Once there is less tension and more talking, it is less likely you and your child will fall into the same patterns. If you do find yourself repeating old mistakes, take a step back and have empathy for both yourself and your child. It helps to remember that children want to be successful in the same ways that parents want them to be. You can also remind your child that the same is true for parents!

Sense and Sensibility

A drawing of a student listening to music

A student asks: I’m taking the ISEE in December. I know that I have the whole fall to prep, but I’m feeling really nervous. I’m not a good standardized test taker. I’m scared for the test...

Answer: Wow, what a great question! Taking tests can often make for a lot of unwanted anxiety. But there are ways to quell that anxiety. In order to be at your best, try the following: 1) don’t study too much the night before because this can actually cause more stress; 2) do something that makes you happy the evening before a test such as treating yourself to an ice cream cone or your favorite movie; 3 ) look at your best classroom exam of the year to remind yourself that you get it and you can master anything; 4) listen to calming music such as Mozart or Beethoven as this type of music helps to calm your thoughts; 5) go to sleep early and wake up early; 6) eat a healthy breakfast; and 7) shake it out because no matter what you know you tried your best! Most important, remember that if you’re spending the fall preparing for the test, you will be ready. Good luck!

Much Ado About Learning

"Learn from past mistakes. At the start of the year, reflect on your academic performance during the previous school year and identify things that didn't go well. Were there homework assignments that you neglected? Were there papers that you struggled with? Were there exams that you did poorly on? Evaluate the errors and use these as learning opportunities for the new year." -- Kevin Xu, New York

"Bring a spiral or a sheet of paper with you to your first day of classes. Most teachers will let you know what you need for the class.
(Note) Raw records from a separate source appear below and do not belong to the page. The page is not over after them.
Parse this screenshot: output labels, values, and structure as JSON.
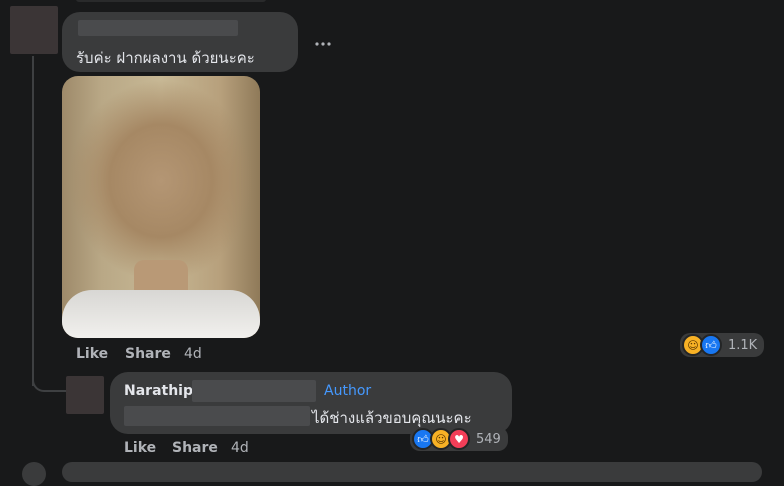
{
  "comment1": {
    "text": "รับค่ะ ฝากผลงาน ด้วยนะคะ",
    "more_icon": "more-horizontal-icon",
    "actions": {
      "like": "Like",
      "share": "Share",
      "time": "4d"
    },
    "reactions": {
      "icons": [
        "haha-icon",
        "like-icon"
      ],
      "count": "1.1K"
    }
  },
  "reply": {
    "name": "Narathip",
    "badge": "Author",
    "text": "ได้ช่างแล้วขอบคุณนะคะ",
    "actions": {
      "like": "Like",
      "share": "Share",
      "time": "4d"
    },
    "reactions": {
      "icons": [
        "like-icon",
        "haha-icon",
        "love-icon"
      ],
      "count": "549"
    }
  },
  "colors": {
    "background": "#18191a",
    "bubble": "#3a3b3c",
    "author_badge": "#4599ff",
    "text_primary": "#e4e6eb",
    "text_secondary": "#b0b3b8"
  }
}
It's important to write down not only the physical supplies you need, but also any study strategies that the teacher may recommend for the course!" -- Andrew Gulde, Austin
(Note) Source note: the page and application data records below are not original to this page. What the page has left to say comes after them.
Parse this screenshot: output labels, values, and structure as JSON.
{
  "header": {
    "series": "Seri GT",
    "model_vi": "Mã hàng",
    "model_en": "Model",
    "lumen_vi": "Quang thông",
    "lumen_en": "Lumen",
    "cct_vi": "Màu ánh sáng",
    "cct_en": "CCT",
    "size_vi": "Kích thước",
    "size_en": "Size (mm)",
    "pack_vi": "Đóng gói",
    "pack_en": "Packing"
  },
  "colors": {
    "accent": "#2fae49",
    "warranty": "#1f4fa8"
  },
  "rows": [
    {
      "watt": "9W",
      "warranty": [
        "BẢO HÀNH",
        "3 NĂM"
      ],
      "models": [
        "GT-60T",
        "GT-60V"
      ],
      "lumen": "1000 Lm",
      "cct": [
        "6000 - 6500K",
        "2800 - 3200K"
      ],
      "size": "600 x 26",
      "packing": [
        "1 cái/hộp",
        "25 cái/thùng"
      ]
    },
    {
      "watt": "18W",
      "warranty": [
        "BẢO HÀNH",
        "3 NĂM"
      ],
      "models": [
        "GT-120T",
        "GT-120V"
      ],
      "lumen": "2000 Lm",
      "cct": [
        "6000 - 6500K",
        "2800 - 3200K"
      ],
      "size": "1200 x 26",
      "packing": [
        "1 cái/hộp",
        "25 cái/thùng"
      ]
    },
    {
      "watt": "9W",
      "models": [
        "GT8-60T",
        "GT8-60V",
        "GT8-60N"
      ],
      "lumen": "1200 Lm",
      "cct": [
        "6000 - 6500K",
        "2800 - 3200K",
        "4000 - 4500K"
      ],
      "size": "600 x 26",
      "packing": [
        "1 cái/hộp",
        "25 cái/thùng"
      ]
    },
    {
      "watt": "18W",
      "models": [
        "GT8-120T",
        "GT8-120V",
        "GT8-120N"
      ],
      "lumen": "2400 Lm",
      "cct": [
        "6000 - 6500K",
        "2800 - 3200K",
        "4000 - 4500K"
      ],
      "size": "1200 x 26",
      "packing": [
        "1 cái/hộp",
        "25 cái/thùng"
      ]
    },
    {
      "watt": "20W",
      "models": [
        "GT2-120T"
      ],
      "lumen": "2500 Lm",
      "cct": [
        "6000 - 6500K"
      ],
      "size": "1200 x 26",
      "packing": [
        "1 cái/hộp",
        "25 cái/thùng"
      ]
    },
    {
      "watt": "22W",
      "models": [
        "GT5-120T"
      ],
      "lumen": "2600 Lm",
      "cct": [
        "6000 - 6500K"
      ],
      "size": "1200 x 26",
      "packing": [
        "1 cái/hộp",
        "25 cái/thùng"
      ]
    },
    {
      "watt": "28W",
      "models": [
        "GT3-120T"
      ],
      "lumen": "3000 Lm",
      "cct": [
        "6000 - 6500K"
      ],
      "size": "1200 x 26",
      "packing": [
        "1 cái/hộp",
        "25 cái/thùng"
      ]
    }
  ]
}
"Stay on top of work from day 1. It is so easy to fall behind and the more you fall behind, the less likely and willing you will be to catch up. Start the school year strong and do as much as you can to see the year through." -- Tiffany Trinh, Houston

"Use summer reading as a launchpad for school-year success. Most students have some form of summer reading. Use the reading to learn. While reading these books (or any book for school for that that matter) keep this idea in mind: annotate, annotate, annotate. Annotations are key to critically reading/thinking, writing summaries of the book, and preparing for lengthy, complicated readings in the future." -- Ryne Bazan, Austin

"Get schedules in order before work ramps up. Even though there may not be a lot of work in the beginning of the year, start the year off with good habits and routines to prepare for more difficult and hectic schedules as the year progresses." -- Alexa Nicols, New York

"Look at key topics that you may have struggled with in the last year. Mastering a content area takes a lot of practice, and past difficulties are bound to come up again in the new school year. Reviewing challenging concepts can act as both a refresher and a brain exercise. Get out of the summer funk by doing a "hard stuff" preview. " -- Victoria Tu, New York

"Pick out one specific area or skill (not necessarily a subject) you need to work on improving and make that the goal. For example, I have always had trouble keeping my things organized, so I'm going to try to do a better job of that this semester by sorting out all my papers and materials at the end of each week. Once you have identified your trouble area, work toward improving it in the new year." -- Alec Puente, Austin

"A great way to start the school year off right is to use a highlighter or colored pens to keep track of your homework and other activities in your planner. I like to write my classes in one color and write my assignments in another and highlight them once they have been completed. It is a fun way to keep up with your work and will help you get into a routine that will allow you to start strong and stay ahead all year long." -- Kelli Gavin, Dallas